The Robinsons, who live 10 minutes outside Grand Rapids in Ada, Michigan, found a six-acre plot surrounded by forest and expansive fields yet still within the same school district as their previous home. “With five kids, we try to spend as much time outside as possible,” says Lindsey. “We wanted a property where we could let them run out the door and not have to worry.”
Lindsey looked to Liz Hoekzema, designer at Kalamazoo-based KLH Custom Homes, to bring her family’s ideas to life. Initially, Lindsey wanted to have four bedrooms upstairs with two shared bathrooms and the primary bedroom situated on the ground floor, but that would mean two kids would have to share. An additional basement bedroom was a simple fix that promised everyone privacy (her youngest scored the underground space).
While Lindsey admits she tends to lean more neutral in style (think: crisp white sofas and Shaker-style cabinetry), she was excited for Hoekzema to help push the envelope on her design choices. “If it wasn’t for her, I would have gone more traditional,” she says. The exterior is timeless, with twin peaks framing the porch, clapboard siding, and a breezeway that “floods the back entryway with light during the sun-starved winter months,” yet its moody black facade (in Sherwin-Williams’s Caviar) is the touch of “turning a classic on its head.”
As for the interior, the kids who were old enough to have opinions made them known, filtered by Mom and Dad’s desire for cohesion, of course. The eldest of the group, 9-year-old Amelia, requested that her space have “flamingos with a Palm Beach vibe to it,” Lindsey says. The girls’ bathroom features tonal pink tile in an elongated pattern with a small-cut row at the top for a checkered effect that “makes you look twice,” subtle marbled wallpaper, and oversize towel hooks. The boys’ bathroom is another place where tile and pattern are a focal point. “Sarah, one of our designers on staff, was playing around with mapping the layout, and we instantly loved the opportunity to get an extra little checker nod while maintaining our overall alternative rows of stripes and solids,” says Hoekzema.
When it came to selecting storage, Hoekzema didn’t just rely on typical big-box retailers: The pool house’s casual black lockers were purchased from a restaurant supply store. Another cost-effective hack Hoekzema suggested was stacking pencil liner tile underneath the powder room sink to mimic the look of high-end marble fluting.
Allover color makes another appearance in the Robinsons’ pantry, which was designed for grab-and-go snacking as well as concealing dried goods. “I think just having things all neatly in one place allows for easier and better choices,” says Lindsey. “I’m a huge fan of organization and believe that when food is stored and presented well, it helps foster an excitement to use it well.” The superdark walk-in only heightens the brightness of the nearby kitchen, which includes an expansive island that can almost seat everyone in the family and a reflective black tile backsplash—another edgy Hoekzema pick.
“I wanted to make sure we had things in our home we’d like in 10 years,” says Lindsey. “Like with the dark pantry, I was nervous at first about the black backsplash, as it was hard to find images with dark backsplashes online.” In the end, imagining how all the materials would look together wasn’t her biggest hurdle: The property lies 1,000 feet off a gravel road surrounded by wetlands. “We had to clear a path from the road to the building site and get connected to utilities, which took hundreds of calls and emails,” says Hoekzema.
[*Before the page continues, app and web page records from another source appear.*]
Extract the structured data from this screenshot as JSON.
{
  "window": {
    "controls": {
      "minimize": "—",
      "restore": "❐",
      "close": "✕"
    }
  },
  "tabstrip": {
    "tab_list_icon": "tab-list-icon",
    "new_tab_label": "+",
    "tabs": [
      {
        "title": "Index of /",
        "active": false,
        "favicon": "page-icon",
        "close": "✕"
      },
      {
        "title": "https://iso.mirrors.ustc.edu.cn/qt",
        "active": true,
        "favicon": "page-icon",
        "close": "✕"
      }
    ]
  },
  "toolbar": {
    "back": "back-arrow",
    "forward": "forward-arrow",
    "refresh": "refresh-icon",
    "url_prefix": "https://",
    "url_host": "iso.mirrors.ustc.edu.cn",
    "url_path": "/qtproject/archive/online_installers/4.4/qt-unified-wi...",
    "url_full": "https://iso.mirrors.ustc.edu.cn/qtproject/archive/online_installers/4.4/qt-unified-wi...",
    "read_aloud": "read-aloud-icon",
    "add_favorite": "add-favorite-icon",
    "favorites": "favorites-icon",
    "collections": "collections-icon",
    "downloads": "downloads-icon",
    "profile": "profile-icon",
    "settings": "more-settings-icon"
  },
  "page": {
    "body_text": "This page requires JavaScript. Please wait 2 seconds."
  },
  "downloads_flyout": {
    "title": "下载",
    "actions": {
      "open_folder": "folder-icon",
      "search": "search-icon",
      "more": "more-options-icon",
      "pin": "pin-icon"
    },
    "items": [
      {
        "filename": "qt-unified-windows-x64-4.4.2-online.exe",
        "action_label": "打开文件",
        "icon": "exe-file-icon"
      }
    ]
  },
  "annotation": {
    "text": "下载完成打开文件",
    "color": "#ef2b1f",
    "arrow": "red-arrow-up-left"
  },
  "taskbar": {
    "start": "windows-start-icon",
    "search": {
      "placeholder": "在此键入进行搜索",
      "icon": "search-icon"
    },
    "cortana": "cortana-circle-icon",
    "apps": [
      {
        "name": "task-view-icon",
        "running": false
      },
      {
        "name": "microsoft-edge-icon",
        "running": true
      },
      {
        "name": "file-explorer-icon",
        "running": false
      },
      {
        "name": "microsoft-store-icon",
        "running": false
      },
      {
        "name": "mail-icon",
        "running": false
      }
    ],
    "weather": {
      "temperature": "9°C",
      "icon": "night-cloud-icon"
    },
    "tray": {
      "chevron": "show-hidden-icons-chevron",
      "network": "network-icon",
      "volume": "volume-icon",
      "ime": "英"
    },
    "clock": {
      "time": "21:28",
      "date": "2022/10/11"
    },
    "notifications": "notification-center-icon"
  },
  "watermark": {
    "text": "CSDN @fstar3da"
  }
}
Despite those early obstacles, the home is a reminder that your first plan might not always be the best one.